START LISTED ENTRIES
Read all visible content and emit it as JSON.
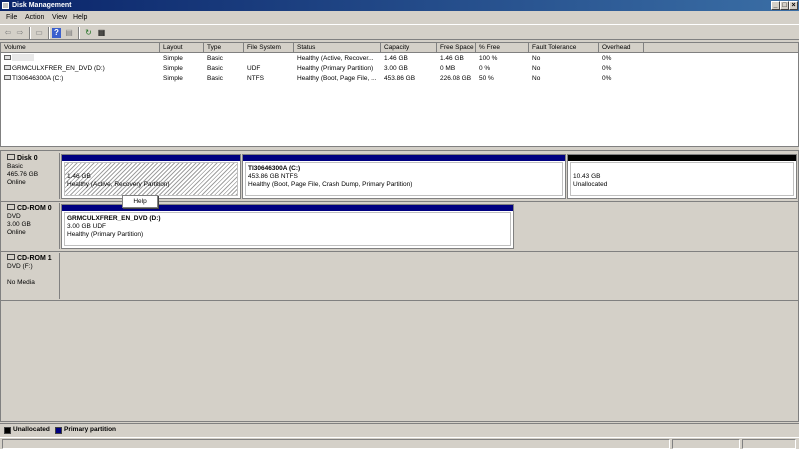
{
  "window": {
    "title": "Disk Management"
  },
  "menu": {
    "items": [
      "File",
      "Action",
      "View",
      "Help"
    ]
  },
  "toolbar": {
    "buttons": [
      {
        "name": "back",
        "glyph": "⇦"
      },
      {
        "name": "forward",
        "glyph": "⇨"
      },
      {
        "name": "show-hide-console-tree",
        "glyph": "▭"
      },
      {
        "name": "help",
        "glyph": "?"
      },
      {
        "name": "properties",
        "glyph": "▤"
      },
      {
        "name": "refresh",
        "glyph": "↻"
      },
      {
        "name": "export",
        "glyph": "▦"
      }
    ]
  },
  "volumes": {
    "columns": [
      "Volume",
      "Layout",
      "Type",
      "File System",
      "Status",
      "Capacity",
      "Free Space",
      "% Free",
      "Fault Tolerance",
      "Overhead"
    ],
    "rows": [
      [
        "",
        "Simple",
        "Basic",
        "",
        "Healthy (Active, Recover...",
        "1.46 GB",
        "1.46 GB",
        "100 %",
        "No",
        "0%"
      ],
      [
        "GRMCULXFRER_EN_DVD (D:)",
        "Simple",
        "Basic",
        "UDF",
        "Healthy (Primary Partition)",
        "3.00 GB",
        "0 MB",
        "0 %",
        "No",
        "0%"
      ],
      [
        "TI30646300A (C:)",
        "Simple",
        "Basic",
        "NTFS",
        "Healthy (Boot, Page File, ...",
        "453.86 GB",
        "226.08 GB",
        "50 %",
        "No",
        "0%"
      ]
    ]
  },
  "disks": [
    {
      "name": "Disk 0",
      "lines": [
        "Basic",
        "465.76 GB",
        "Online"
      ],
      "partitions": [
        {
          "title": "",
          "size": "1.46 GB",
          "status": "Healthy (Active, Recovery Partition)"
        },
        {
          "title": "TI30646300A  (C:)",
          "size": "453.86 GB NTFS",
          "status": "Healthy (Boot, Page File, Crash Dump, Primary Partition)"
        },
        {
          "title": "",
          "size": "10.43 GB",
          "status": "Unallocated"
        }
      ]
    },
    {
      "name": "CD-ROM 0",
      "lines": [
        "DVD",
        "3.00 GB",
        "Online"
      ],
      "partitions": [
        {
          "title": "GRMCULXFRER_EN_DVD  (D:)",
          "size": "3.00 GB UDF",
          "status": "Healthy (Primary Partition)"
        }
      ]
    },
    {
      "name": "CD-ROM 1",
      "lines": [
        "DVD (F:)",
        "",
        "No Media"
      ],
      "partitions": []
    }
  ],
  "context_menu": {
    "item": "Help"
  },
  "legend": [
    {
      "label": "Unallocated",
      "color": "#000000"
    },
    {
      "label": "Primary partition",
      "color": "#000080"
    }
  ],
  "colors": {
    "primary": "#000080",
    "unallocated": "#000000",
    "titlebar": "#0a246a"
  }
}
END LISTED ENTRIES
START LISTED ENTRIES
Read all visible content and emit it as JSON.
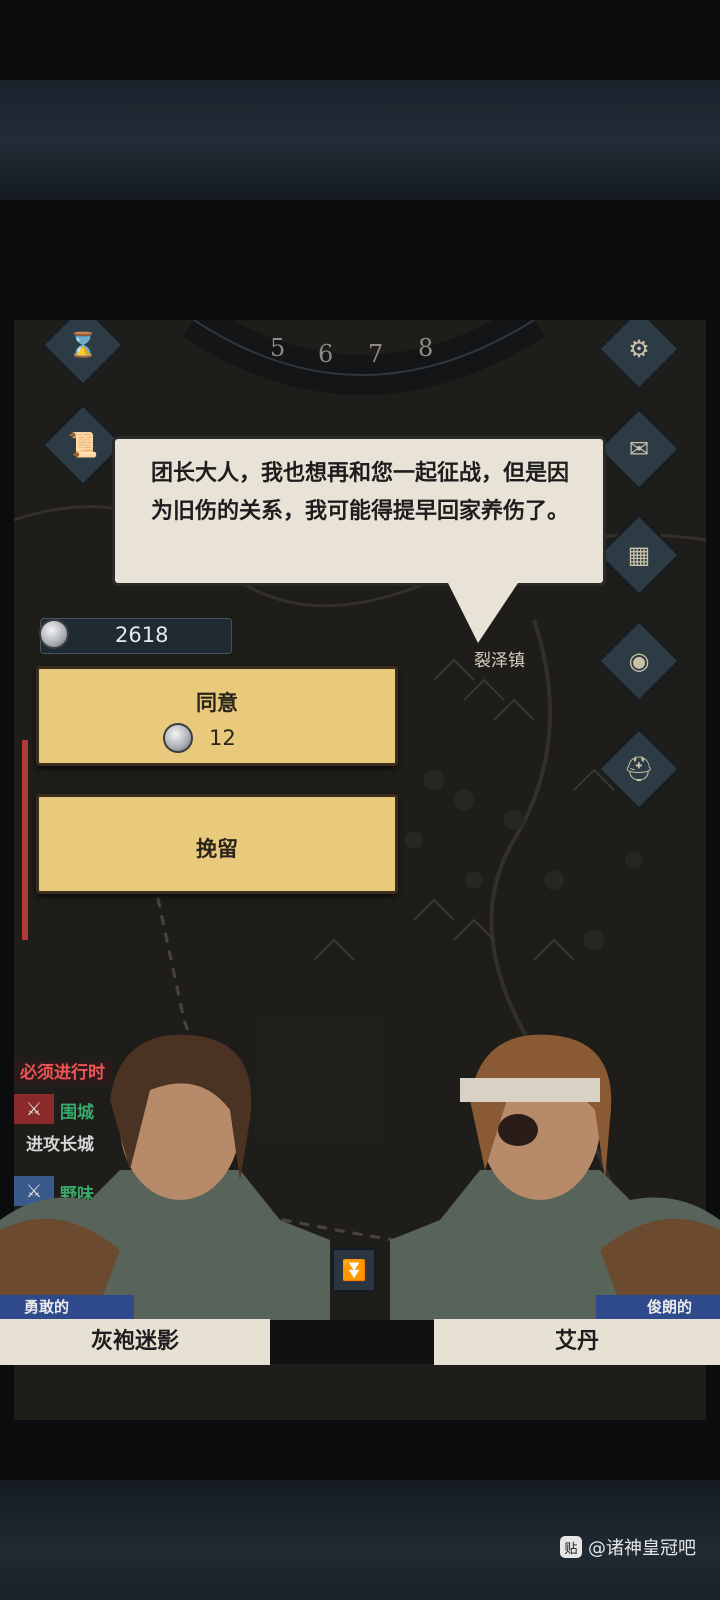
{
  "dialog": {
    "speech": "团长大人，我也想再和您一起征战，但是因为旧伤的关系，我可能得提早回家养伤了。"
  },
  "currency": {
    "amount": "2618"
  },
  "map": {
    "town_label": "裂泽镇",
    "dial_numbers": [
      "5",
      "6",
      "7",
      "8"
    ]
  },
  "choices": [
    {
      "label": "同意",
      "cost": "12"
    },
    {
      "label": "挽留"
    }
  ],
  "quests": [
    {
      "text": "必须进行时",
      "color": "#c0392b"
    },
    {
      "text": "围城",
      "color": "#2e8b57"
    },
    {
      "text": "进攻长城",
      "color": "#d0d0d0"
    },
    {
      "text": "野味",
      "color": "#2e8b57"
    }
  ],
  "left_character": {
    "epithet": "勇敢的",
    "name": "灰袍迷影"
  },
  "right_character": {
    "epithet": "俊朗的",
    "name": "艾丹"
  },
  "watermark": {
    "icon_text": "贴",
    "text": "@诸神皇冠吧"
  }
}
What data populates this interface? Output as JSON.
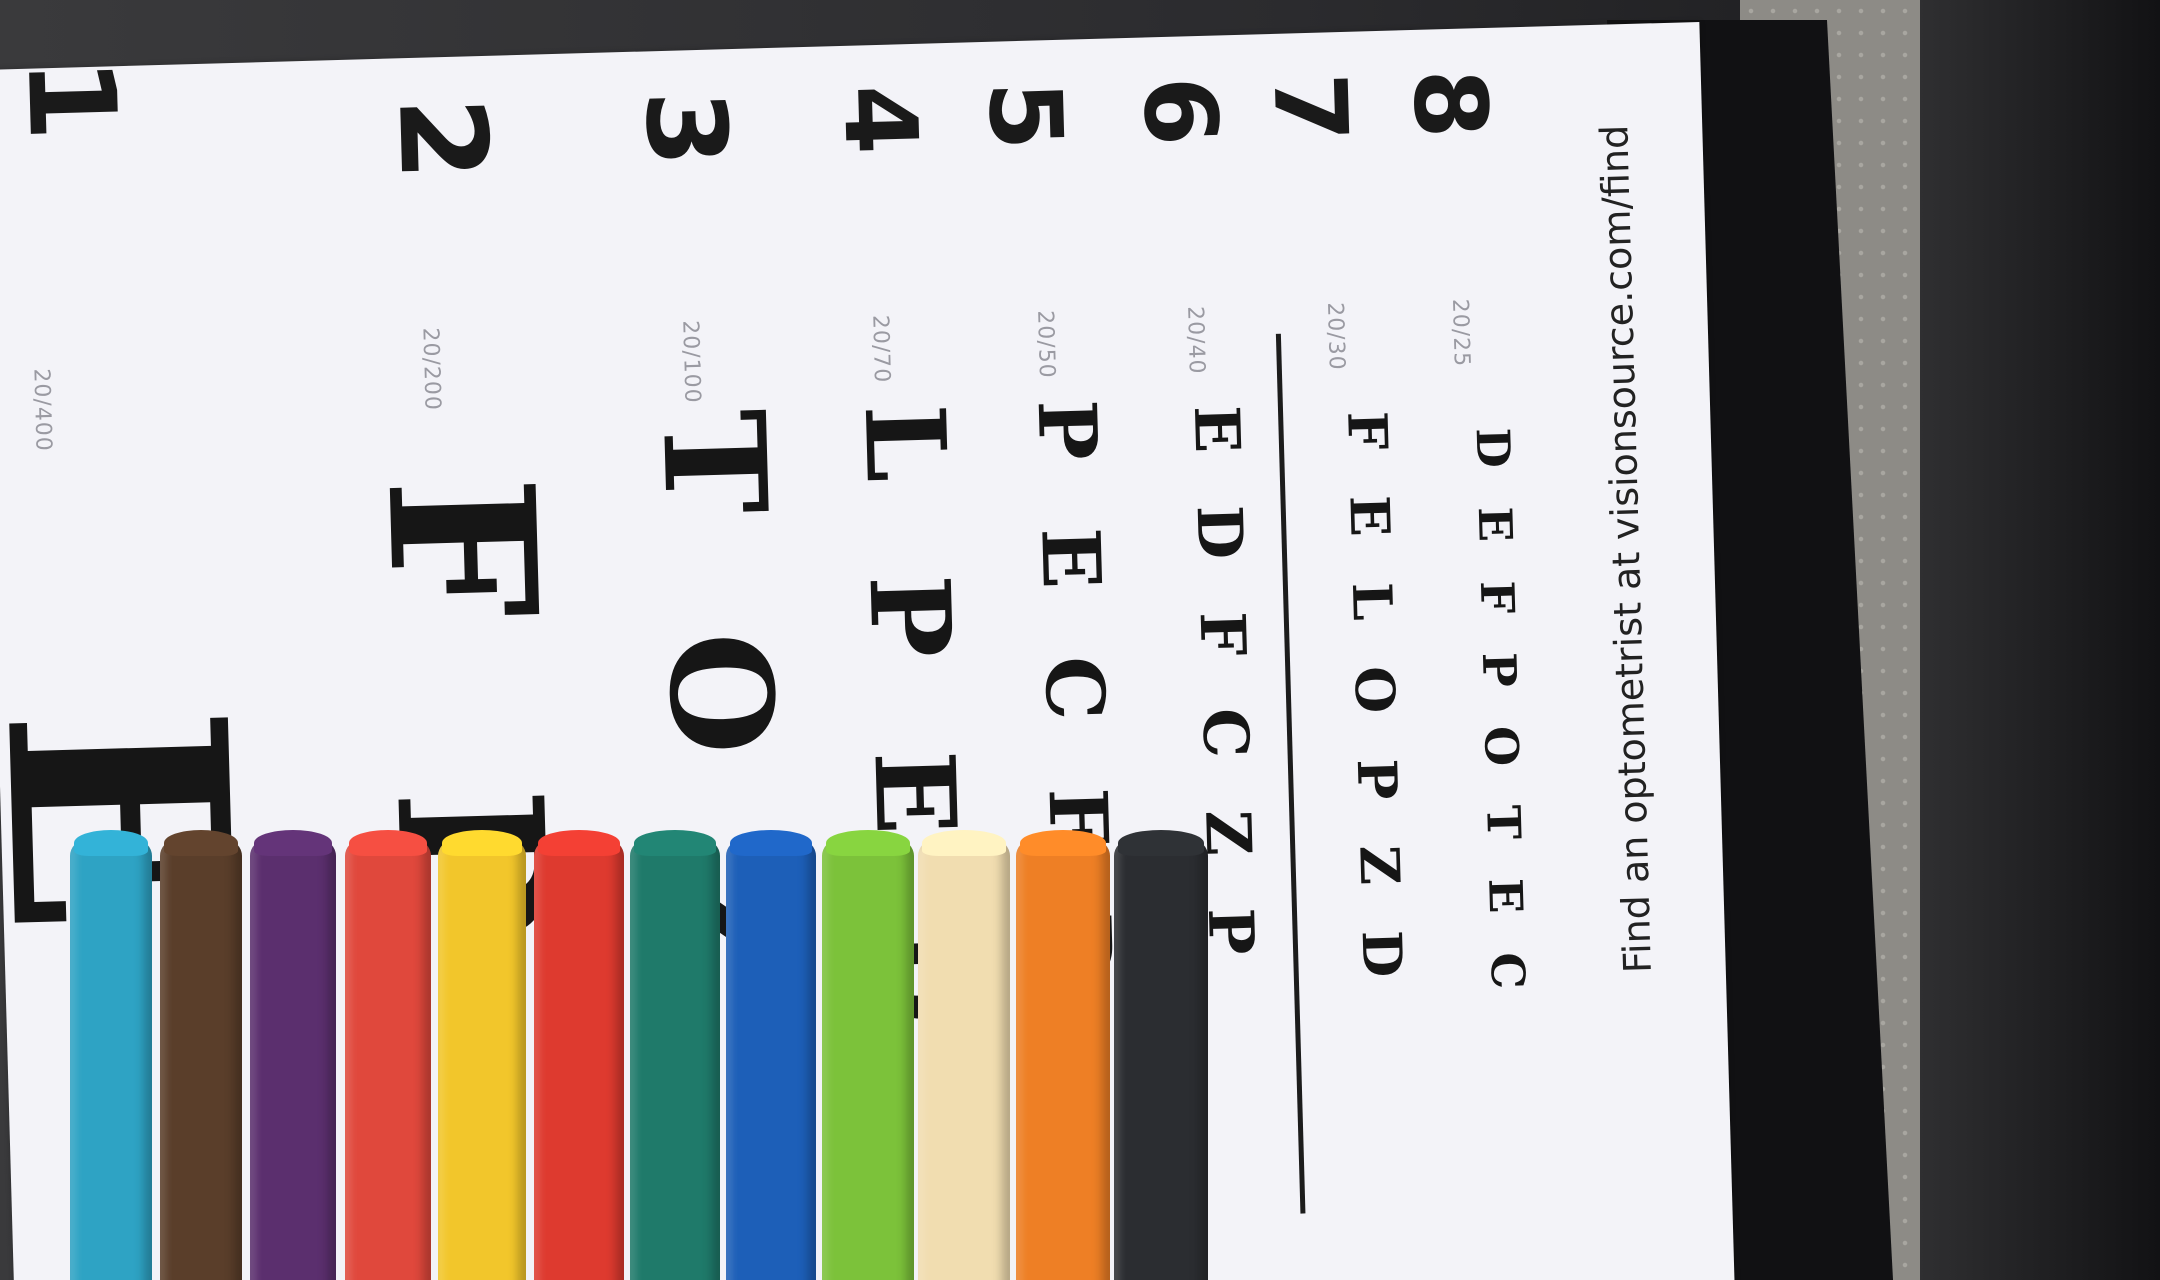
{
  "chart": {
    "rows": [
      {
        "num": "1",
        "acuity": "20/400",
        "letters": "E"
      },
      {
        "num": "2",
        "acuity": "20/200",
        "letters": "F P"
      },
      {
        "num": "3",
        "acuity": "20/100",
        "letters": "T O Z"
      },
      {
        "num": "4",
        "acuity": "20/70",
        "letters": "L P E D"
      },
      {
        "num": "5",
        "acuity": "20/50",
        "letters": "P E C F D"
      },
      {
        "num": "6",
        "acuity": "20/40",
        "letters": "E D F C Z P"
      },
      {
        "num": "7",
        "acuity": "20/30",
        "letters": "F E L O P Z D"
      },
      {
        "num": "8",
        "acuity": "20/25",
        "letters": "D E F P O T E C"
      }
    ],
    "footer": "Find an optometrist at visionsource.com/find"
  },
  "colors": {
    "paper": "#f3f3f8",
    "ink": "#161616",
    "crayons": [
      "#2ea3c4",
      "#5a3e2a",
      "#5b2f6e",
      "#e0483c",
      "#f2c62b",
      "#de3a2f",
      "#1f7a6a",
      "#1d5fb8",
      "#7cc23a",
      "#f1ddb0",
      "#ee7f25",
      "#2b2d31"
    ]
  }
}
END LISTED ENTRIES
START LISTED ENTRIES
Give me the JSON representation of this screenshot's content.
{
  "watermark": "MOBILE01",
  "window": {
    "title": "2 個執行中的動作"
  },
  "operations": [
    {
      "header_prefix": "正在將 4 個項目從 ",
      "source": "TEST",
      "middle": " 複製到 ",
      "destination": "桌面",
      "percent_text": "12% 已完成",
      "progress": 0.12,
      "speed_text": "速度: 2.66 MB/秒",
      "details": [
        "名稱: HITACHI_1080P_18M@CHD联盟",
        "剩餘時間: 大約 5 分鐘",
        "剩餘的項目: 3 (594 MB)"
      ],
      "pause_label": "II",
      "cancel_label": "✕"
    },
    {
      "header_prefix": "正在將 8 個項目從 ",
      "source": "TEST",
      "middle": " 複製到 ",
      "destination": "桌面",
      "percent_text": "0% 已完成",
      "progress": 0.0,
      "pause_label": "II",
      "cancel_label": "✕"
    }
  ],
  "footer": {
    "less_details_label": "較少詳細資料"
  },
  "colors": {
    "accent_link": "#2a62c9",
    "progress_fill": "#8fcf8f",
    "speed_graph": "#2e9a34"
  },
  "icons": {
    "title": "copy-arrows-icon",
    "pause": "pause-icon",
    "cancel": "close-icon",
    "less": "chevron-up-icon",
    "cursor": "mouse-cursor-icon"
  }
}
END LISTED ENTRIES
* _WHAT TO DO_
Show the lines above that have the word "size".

* _RESULT OF THIS EXERCISE_
          "size": "1.46 GB",
          "size": "453.86 GB NTFS",
          "size": "10.43 GB",
          "size": "3.00 GB UDF",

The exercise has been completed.